Silent Witness: Melted marbles—keepsake of a child, grief, and anger

by Miho Kuwajima, Staff Writer

Mother devoted herself to the anti-nuclear movement

Melted by heat rays, these marbles symbolize the sorrow and anger felt by a mother who lost her beloved child in the atomic bombing. Yukimi Matsuda found the marbles when digging through the burned ruins of her family’s home, located in Takara-machi (now part of Naka Ward in Hiroshima), 1.25 kilometers from the hypocenter. She kept them with her as a remembrance of her oldest son Toshihiko. Ms. Matsuda died at 91 in December 2001.

During World War II, the Matsuda family was evacuated to present-day Higashihiroshima for the sake of safety. At the time, Toshihiko was a third-year student at Hiroshima Municipal First Technical School (now Hiroshima Prefectural Technical High School). When the atomic bomb was dropped, he was close to the Takanobashi streetcar stop on his way to a munitions factory where he worked as a mobilized student. He wandered around the city despite his burns and three days later arrived at the location of his family’s evacuation.
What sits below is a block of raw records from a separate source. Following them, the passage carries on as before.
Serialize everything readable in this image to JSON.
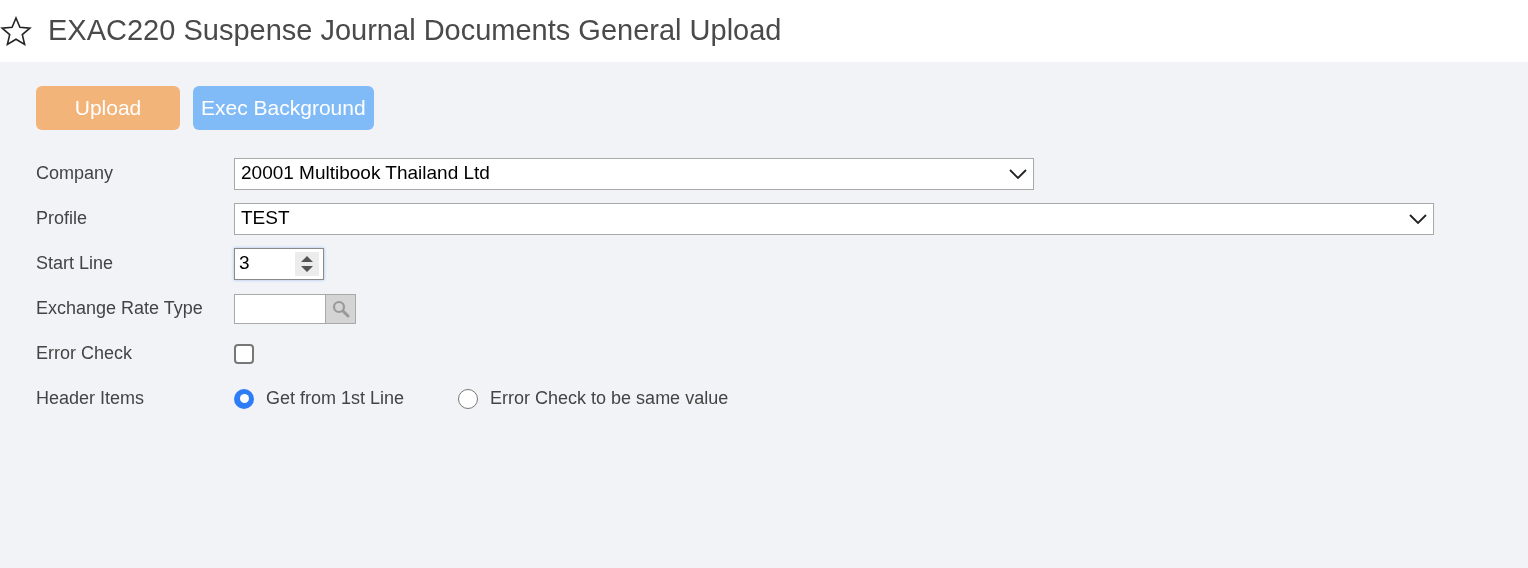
{
  "header": {
    "title": "EXAC220 Suspense Journal Documents General Upload",
    "favorite": false
  },
  "buttons": [
    {
      "label": "Upload",
      "kind": "primary"
    },
    {
      "label": "Exec Background",
      "kind": "secondary"
    }
  ],
  "fields": [
    {
      "label": "Company",
      "kind": "select",
      "value": "20001 Multibook Thailand Ltd"
    },
    {
      "label": "Profile",
      "kind": "select",
      "value": "TEST"
    },
    {
      "label": "Start Line",
      "kind": "number",
      "value": "3"
    },
    {
      "label": "Exchange Rate Type",
      "kind": "lookup"
    },
    {
      "label": "Error Check",
      "kind": "checkbox",
      "checked": false
    },
    {
      "label": "Header Items",
      "kind": "radio",
      "options": [
        {
          "label": "Get from 1st Line",
          "selected": true
        },
        {
          "label": "Error Check to be same value",
          "selected": false
        }
      ]
    }
  ]
}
In Hiroshima no Kawa (Rivers of Hiroshima), published in 1985 by a Hiroshima group of mothers opposed to atomic and hydrogen bombs, Ms. Matsuda quoted her son in notes: “I’ll study chemistry and have my revenge on the enemy, no matter what,” and “When I graduate from school, I’ll take care of my brother and sister’s education, so don’t worry.” She also included Toshihiko’s words while he suffered from a high fever before dying: “I’ll never die,” he shouted. But on the evening of August 21, he drew his last breath. He was 15.

As if driven by her son’s death, after the war Ms. Matsuda devoted herself to the anti-nuclear movement. She was a member of a delegation that participated in the second United Nations Special Session on Disarmament, held in New York City in 1982. She also created tanka poems describing her hopes for peace. One of her poems reads: “As August 6 draws near, I once again try to count, how old my son would be, despite his death in the atomic bombing.” Before he died, Toshihiko was concerned about his brother Minoru’s education. Minoru, who died in 2012, made great efforts to assist in the building of elementary schools in Nepal while working as the dean of students at Hiroshima University of Economics.
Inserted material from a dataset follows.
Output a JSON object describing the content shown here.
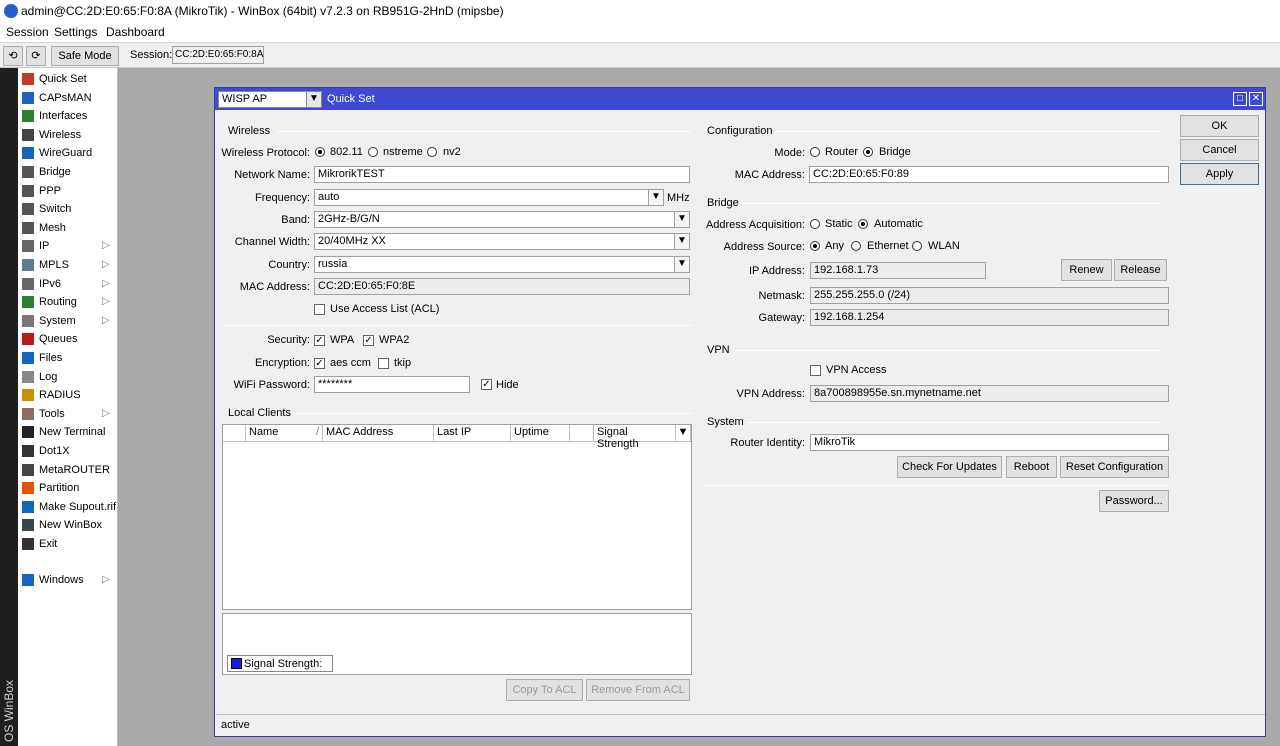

Ms. Matsuda donated the marbles she had kept at their family Buddhist altar, along with Toshihiko’s shirt and trousers, to the Hiroshima Peace Memorial Museum in 1983. Another of her poems describes: “The marbles my beloved child played with are deformed, come rolling.”

(Originally published on January 20, 2020)